This is the theme that I am using to run my site now and I am distributing it free to any artist/designer wants to use it. Please don’t resell the theme and don’t delete any of the credits in the code, including credits to other open-source projects that I based this off of, including the WordPress Twenty Ten theme, Colorbox and the 960 grid system. I’d love to see what you do with it, so drop me a link to your install and I will share it with others.
You can download version 3.28 of BaseLayer Three here: baselayerthree version 3.28
The new features of BaseLayer Three include:
- Built on a tight grid system using 960.gs
- Based on the default TwentyTen theme, so it includes Header, Background and color pickers for overall site design
- Multiple Gallery styles (including ColorBox popup galleries) and improved slideshows
- Documentation shortcode system that flows blog entries onto a curriculum vitae and artist resume
- Print stylesheet to allow professional printing of all pages including resume pages
- Cascading menus that include sub-pages
- Extensive Typography tools in the WordPress Dashboard
- Can specify Google Web Fonts!
- Use of standard WordPress features such as
- Can set your own Header Image Height and works with the WP Header Upload image and cropping system.
Documentation and the standalone code has been moved to my Colorbox for WordPress page.
Child Pages Code
I have made a plugin that can find all of the child pages and if there is an image, it will load a thumbnail. If no images, it makes a block and puts the title of the page in it. Download and instructions on the Child Pages plugin page.
Using Google Fonts
There is an option in Font Options that allow you to use Google Web Fonts. These are fonts that Google are streamed from Google’s server and are freely available to use on web sites. The way it works is that you check the box to indicate you want to use Google Fonts and after updating you will see where you can enter the name of the font you want to use. Type it in the top as indicated on Google’s web font page (usually includes a ‘+’ sign if there is a space in the font name). Then, declare which part of your site you where you want to use that font. Here is a screen shot of how that might look for a site with two fonts, News Cycle and Arvo.
Note, those text boxes can contain valid CSS font stacks, so if you still want to use Helvetica, just type in Helvetica as you would in the CSS code. That way you could have some areas with a Google font and other areas that use standard fonts found on people’s computers. It should be noted that these Google fonts do need to be download by the visitor, so even though they are probably 26K or less I would not recommend using more than a couple of Google fonts. The standard CSS fonts reside on the users machines already, so they will be faster.

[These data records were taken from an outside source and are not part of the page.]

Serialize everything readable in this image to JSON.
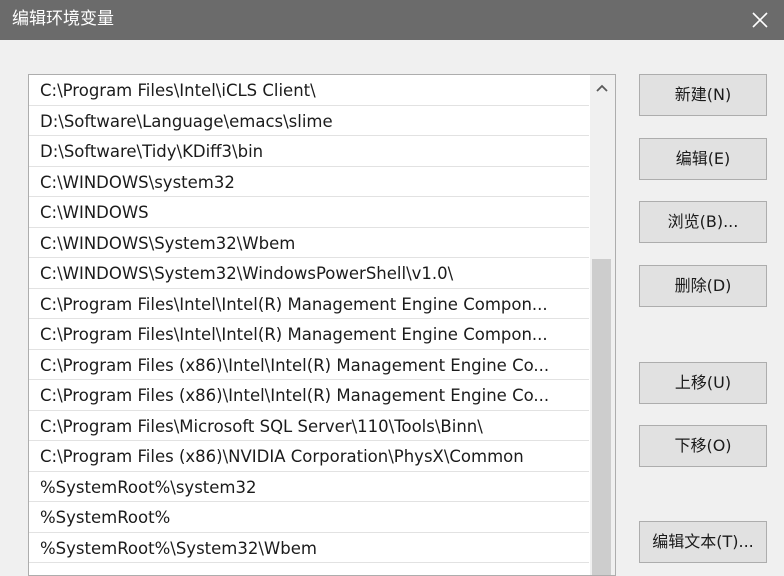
{
  "window": {
    "title": "编辑环境变量"
  },
  "paths": [
    "C:\\Program Files\\Intel\\iCLS Client\\",
    "D:\\Software\\Language\\emacs\\slime",
    "D:\\Software\\Tidy\\KDiff3\\bin",
    "C:\\WINDOWS\\system32",
    "C:\\WINDOWS",
    "C:\\WINDOWS\\System32\\Wbem",
    "C:\\WINDOWS\\System32\\WindowsPowerShell\\v1.0\\",
    "C:\\Program Files\\Intel\\Intel(R) Management Engine Compon...",
    "C:\\Program Files\\Intel\\Intel(R) Management Engine Compon...",
    "C:\\Program Files (x86)\\Intel\\Intel(R) Management Engine Co...",
    "C:\\Program Files (x86)\\Intel\\Intel(R) Management Engine Co...",
    "C:\\Program Files\\Microsoft SQL Server\\110\\Tools\\Binn\\",
    "C:\\Program Files (x86)\\NVIDIA Corporation\\PhysX\\Common",
    "%SystemRoot%\\system32",
    "%SystemRoot%",
    "%SystemRoot%\\System32\\Wbem"
  ],
  "buttons": {
    "new": "新建(N)",
    "edit": "编辑(E)",
    "browse": "浏览(B)...",
    "delete": "删除(D)",
    "move_up": "上移(U)",
    "move_down": "下移(O)",
    "edit_text": "编辑文本(T)..."
  },
  "icons": {
    "close": "close-icon",
    "scroll_up": "chevron-up-icon"
  }
}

Header and Navigation Menu
I have included controls that allow you to specify the height of your Header image in the Font Options page. To use that, type in the height you want your header to be BEFORE you upload a header. With the new height, go to Appearance > Header and upload the new Header image. If it is too big, you will be prompted to crop it to size.
The Header controls include margins as well. This helps if you have a long list of navigation links, or if your site name is really long. You can make either stretch the entire width of your page by changing the style to “grid_16”, or any variation of that. If you want the Title and Navigation links to stay on the same line, the two style options need to add up to 16 or less.
You will probably notice that alignment issues crop up once you start making changes in this area. That’s why I have included an option for margins. The margins must have valid CSS code in it, and try to remember that the order you specify them spells “TROUBLE”. Top, Right, Bottom, Left (TRBL). You can specify negative margins also. For example, if you specify
-20px 0px 10px 0px for the navigation menu that will move the navigation menu up by 20 pixels. This is great for getting perfect alignment with whatever kind of header you design.